House hunting in Chicago is difficult.
To be fair, house hunting in any market is difficult. House hunting in this economy is difficult. But as a twenty six year old who has spent the majority of his life in a rural setting, my situation has created several extraneous issues.
First, let me provide some context. My wife and I have been living with her parents in suburban Chicago for the last few months. We are ever-thankful for the subsidized housing, but are now in a position to start looking for our own place. As we've day-dreamed and wishfully thought about what we're looking for in a house, Annie and I have come up with a checklist of wants and needs:
1+ Car garage
A good neighborhood (you know, minimal amounts of drug-busts, violent crimes, etc)
Within our price range
We know that we arent going to find all of these things, but we're hopeful that, if we aim high, we might be able to stumble upon a property that fits our needs.
So we've been on the lookout for that perfect property. Scanning the real estate listings, Craig's list, and even flipping through the classifieds of the daily paper, we are doing all we can to find that home-sweet-home. And a few times, we've thought that we had found it. The price was right, the pictures looked nice, and there were minimal remodelling jobs that needed done. We could live with that.

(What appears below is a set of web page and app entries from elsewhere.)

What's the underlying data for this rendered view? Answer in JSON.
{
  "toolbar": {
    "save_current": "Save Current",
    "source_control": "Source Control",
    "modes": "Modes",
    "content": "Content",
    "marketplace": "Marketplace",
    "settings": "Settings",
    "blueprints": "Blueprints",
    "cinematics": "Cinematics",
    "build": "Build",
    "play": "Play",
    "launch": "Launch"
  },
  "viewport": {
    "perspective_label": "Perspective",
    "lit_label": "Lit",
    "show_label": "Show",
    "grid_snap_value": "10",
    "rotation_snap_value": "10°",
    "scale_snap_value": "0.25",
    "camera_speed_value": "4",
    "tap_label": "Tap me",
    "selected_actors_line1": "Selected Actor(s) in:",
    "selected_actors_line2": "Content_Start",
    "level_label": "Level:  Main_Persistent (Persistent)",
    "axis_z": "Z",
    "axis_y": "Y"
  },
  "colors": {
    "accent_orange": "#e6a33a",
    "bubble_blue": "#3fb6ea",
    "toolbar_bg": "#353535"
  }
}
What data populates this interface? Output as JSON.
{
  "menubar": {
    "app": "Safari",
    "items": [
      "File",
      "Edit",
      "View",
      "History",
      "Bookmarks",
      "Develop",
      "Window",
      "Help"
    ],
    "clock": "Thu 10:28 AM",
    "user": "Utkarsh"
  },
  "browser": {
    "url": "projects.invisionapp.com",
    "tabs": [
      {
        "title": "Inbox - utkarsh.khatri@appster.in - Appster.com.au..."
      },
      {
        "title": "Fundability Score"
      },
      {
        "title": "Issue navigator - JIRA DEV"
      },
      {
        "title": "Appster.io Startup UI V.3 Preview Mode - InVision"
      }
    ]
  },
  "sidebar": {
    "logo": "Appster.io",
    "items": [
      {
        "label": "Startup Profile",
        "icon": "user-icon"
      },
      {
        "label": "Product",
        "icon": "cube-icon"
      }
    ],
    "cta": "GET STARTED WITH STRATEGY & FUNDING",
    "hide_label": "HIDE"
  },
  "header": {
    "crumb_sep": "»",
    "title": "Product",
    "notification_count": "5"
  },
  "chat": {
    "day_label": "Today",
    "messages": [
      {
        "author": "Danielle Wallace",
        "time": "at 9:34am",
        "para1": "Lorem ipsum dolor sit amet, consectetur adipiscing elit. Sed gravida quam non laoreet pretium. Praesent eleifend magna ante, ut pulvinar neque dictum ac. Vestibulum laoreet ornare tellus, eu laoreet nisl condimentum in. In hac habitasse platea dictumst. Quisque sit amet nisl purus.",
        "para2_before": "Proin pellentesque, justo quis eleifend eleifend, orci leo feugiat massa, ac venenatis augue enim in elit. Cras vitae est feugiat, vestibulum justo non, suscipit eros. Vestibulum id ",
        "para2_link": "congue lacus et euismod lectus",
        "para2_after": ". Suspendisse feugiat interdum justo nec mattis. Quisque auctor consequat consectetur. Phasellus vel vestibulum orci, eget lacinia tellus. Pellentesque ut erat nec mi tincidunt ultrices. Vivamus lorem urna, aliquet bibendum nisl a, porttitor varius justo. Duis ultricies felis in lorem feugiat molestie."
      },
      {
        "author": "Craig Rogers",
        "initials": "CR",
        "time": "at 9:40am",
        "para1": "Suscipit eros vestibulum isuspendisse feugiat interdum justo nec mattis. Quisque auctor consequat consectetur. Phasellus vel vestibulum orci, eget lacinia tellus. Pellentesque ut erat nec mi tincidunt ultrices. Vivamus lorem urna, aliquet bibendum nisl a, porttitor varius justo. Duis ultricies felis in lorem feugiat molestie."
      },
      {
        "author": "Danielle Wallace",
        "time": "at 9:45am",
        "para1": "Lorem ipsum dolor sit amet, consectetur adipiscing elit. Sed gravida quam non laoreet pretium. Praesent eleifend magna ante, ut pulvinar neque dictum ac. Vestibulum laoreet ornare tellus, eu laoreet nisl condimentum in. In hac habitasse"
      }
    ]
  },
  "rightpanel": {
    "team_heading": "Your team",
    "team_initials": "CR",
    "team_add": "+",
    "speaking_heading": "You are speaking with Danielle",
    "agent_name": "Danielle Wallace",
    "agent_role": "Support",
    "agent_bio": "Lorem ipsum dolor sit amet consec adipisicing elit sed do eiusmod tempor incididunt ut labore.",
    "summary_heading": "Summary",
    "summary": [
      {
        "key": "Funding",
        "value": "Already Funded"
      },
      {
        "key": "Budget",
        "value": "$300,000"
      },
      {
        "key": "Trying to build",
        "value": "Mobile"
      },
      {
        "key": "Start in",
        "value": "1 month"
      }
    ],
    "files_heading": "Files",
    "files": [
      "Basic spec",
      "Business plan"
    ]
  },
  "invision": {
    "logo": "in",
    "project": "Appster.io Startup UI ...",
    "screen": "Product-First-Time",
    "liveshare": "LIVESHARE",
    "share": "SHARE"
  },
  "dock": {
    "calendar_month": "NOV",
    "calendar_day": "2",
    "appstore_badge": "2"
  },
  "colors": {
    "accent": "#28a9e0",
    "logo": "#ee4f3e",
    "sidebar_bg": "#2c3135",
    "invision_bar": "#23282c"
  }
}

And yet something felt too good to be true. I didn't know the area that well, so I shot an email over to a friend who'd been living in the city for a few years.
I asked him, "What is wrong with this place? Am I missing something, or is this really a good house to look at?"
He responded almost immediately. The subject line of his email read, "HELL NO! Re: Your thoughts on this neighborhood?" You can guess how the rest of the email read.
But I didn't want to give up hope! Not wanting to admit to myself that this house was actually a lost cause, I decided to check it out using Google Maps' Streetview. As the initial image came into focus, I saw that the front yard was filled with overgrown bushes that seemed to be growing trash like berries. Fast food cups and old wrappers littered the yard. As I panned to the side, the next house down came into view, it's windows boarded up like it had just barely survived Hurricane Katrina. On the front steps, it looked as if two men were playing dice over another mans dead body, while tall-boys of some indeterminate malt liquor rounded out the ensemble.
I resisted the urge to look any further. As my heart settled despondently into my lower intestines, I realized that this house was not going to be an option. I purged any remaining hope from my mind, and set myself back to the task of finding our ever-ellusive dream house.
I still haven't had any luck finding that perfect property, but I keep on searching. I've learned a lot about many Chicago neighborhoods over the last few weeks, so I hope to avoid anymore housing heartbreaks.